But then I heard the news. Paul Newman had died. And everything dropped away and I was instantly taken back in time to the period I spent in LA in the late eighties - and my unforgettable meeting with him.
Although a glittering star of Hollywood for more than half a century, Paul Newman was starry in a very un-Hollywood way. He stayed away from the glitzy milieu, famously preferring his steak at home to the illusory hamburger outside. He was a clever businessman, a dedicated motor-racing enthusiast, an unabashed liberal and an active philanthropist with a clutch of crusades that he actually did something about, such as the plight of sick children.
Unlike so many of his contemporaries, he didn't frequent the trendy in-restaurants like Morton's which the most powerful players in Hollywood have made their unofficial canteen, particularly on Monday nights, ever since it first opened in 1979 and instantly became the choice of stars and billionaires alike. The DreamWorks deal was done there and David Geffen, Jeffrey Katzenberg and Spielberg are all Monday regulars. So too are Ron Meyer (now an owner of Universal studios), Marvin Davis, the billionaire former owner of Twentieth Century Fox and Michael Eisner, the chairman of Disney. And not forgetting the post-Oscars party held there - the place for le tout Hollywood to see and be seen.
Paul Newman was, then, an intensely private person. And for all his charm, he was wary of his fans, once saying: "If people come up to me, perfect strangers and ask me to take off my dark glasses so they can have a look at my eyes, I just say, 'Is that all you think of me?' Are they going to write on my tombstone, 'Here lies Paul Newman who died a failure because his eyes turned brown'?" And another time, he snapped, "If people start treating you like a piece of meat or a long lost friend or feel they can become cuddly for the price of a five dollar movie ticket, then you shut them out."
So all the more remarkable that I not only got to see those famous blue eyes and sensual mouth up close and personal but also got to meet him...
It happened one weekday evening when Jeff, a friend and colleague of P's called to invite us out to dinner. "It'll be kinda surprise," he muttered.
Jeff, like most Americans, doesn't do understatement so we were unsure what to expect. A handsome and extremely eligible bachelor, he was, moreover, a member of every WASP Club in town - The California Club, Jonathan Club, Los Angeles Country Club; you name it, he joined it - which included all the movers, shakers and, above all, old money of Los Angeles. In other words, Jeff was extremely well-connected.
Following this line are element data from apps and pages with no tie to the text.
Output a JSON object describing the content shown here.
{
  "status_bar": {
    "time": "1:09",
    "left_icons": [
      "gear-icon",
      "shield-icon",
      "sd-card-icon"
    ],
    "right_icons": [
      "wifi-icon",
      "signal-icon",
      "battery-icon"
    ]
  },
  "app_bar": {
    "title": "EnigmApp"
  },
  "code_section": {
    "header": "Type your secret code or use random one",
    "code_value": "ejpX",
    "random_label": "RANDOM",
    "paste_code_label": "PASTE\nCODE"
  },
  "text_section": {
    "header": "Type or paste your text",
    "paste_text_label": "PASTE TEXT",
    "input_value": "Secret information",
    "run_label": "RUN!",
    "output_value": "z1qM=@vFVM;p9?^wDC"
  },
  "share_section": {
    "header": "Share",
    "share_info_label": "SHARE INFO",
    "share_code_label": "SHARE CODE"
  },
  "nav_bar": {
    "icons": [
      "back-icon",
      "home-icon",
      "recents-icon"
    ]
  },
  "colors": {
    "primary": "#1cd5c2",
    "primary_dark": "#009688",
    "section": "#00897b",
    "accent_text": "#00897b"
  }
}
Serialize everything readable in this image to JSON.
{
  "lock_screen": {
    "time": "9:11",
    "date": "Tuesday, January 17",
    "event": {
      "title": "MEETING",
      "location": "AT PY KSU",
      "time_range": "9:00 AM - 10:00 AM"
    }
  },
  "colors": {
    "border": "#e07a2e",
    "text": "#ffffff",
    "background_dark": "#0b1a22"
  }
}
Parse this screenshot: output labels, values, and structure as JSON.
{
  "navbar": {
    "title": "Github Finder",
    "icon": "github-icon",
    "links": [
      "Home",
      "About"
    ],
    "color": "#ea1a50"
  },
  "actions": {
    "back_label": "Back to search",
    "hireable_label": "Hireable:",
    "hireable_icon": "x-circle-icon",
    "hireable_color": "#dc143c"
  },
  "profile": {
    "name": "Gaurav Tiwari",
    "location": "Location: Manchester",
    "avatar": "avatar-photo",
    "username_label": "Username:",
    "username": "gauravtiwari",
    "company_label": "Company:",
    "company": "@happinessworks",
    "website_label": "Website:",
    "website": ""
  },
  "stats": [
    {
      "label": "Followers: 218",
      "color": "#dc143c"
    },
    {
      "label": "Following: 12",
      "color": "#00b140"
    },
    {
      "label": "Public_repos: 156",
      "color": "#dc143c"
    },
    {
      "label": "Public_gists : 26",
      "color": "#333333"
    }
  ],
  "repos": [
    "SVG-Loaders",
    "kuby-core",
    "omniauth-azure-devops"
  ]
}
Anyway, we found ourselves driving in Jeff's Ferrari along Interstate 405 towards Malibu Colony when he suddenly turned off and parked in front of a small, unprepossessing Italian restaurant. And I mean small. So small, you'd have to step outside to change your mind. So small, it didn't even merit valet parking! And this in Los Angeles, the home of valet parking!
Slightly bemused, we followed him inside and waited while he had a brief word with the owner at reception, at the same time glancing into the darkened interior. Without missing a beat, we were then escorted to the rear of the restaurant where the dim lighting was struggling but losing its battle with the gloomy atmosphere. Exchanging smiles through clenched teeth, P and I followed Jeff further into the dismal darkness, unsure how much longer we could humour him with our forced enthusiasm.
Just as we reached our table, he turned to the one immediately behind and gestured towards its occupant. And, as Jeff introduced us, I found myself staring into those unforgettable, piercing blue eyes, luminous even in the blackness all around. I don't remember exactly what I said or what Paul said. It's now all a blur. The rest of the evening, too, is something of a blur. All I do recall is his saying that this small, unassuming Italian restaurant was a favourite local of his where he could enjoy his favourite cuisine without paparazzis and hangers-on waiting outside to pounce...
Unlike at The Ivy in London where it's quite usual to find yourself seated next to a Hollywood star only too game for photo coverage in the next's press exiting the restaurant. But more on that in my next post...